WHAT YOU NEED TO DO:
Below are the records; count the lines that include the string "JSON" and give only that number.

(Beginning of PROVIDED ENTRIES)

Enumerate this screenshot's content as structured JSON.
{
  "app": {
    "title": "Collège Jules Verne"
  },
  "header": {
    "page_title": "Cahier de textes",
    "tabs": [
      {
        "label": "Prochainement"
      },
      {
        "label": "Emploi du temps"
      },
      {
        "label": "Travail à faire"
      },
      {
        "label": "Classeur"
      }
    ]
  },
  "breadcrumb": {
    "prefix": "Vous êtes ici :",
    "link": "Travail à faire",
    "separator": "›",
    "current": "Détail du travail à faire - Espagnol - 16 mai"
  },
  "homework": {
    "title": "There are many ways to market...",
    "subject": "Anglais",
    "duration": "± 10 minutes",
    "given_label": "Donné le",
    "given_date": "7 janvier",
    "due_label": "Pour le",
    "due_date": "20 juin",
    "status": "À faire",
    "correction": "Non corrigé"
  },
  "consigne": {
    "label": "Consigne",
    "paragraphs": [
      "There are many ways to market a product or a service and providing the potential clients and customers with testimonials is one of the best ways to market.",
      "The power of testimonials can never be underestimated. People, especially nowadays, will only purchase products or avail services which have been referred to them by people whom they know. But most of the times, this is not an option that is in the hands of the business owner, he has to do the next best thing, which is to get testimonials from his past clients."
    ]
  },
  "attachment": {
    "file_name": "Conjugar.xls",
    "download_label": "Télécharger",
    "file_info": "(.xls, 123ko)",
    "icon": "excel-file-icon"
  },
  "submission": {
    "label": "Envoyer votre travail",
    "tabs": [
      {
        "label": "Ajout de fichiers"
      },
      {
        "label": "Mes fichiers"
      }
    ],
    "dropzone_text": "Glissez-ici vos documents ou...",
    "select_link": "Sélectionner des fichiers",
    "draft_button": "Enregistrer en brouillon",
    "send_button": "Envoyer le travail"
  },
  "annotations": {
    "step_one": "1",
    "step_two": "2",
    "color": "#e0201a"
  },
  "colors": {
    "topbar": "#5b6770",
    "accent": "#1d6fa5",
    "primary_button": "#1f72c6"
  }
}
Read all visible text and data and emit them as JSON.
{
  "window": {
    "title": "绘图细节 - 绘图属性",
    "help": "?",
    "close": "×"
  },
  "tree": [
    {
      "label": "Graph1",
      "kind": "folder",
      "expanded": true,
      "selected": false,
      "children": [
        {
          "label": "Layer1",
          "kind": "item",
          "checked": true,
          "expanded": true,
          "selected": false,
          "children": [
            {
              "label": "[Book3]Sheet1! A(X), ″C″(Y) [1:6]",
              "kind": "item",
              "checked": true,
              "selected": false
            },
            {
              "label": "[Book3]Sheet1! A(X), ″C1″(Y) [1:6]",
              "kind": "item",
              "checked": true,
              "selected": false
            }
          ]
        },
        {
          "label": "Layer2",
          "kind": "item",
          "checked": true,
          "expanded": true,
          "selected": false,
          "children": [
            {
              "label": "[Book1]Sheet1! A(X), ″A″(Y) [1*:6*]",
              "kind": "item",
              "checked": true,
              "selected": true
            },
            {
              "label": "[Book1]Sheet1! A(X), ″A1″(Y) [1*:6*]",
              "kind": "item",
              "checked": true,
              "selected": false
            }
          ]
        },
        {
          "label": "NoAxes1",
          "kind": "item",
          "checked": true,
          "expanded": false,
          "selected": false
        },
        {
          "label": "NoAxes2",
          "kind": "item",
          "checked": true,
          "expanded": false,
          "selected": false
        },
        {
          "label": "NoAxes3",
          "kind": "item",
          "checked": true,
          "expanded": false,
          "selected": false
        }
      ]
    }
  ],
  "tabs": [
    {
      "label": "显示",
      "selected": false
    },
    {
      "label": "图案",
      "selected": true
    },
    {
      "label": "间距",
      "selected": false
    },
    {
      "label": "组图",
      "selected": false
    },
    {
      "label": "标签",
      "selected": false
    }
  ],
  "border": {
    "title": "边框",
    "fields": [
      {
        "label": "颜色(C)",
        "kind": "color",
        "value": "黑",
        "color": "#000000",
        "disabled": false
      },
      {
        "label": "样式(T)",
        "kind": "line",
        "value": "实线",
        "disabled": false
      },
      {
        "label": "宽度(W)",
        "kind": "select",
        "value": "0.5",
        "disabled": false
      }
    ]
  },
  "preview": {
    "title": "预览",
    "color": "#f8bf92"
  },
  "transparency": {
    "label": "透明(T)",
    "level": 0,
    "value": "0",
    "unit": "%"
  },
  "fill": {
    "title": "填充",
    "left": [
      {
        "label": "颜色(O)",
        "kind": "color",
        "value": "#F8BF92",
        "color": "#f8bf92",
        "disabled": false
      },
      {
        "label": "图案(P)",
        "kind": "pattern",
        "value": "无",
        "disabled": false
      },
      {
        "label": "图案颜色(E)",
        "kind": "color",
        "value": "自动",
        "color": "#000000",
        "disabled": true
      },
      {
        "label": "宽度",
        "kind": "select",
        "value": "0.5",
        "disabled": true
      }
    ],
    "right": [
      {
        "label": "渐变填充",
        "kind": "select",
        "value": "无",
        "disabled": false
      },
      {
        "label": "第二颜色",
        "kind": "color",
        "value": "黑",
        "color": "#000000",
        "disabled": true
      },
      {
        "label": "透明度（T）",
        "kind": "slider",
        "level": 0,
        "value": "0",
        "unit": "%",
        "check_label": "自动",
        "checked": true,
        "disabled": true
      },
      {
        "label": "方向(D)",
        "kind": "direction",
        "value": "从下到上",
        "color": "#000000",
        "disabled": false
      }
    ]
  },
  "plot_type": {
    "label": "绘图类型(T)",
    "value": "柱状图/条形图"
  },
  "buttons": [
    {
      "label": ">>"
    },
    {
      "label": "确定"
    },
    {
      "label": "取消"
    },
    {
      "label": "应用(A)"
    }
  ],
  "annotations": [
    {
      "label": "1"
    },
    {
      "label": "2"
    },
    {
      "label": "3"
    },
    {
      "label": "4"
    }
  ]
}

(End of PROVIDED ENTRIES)

COMPLETED EXERCISE:
2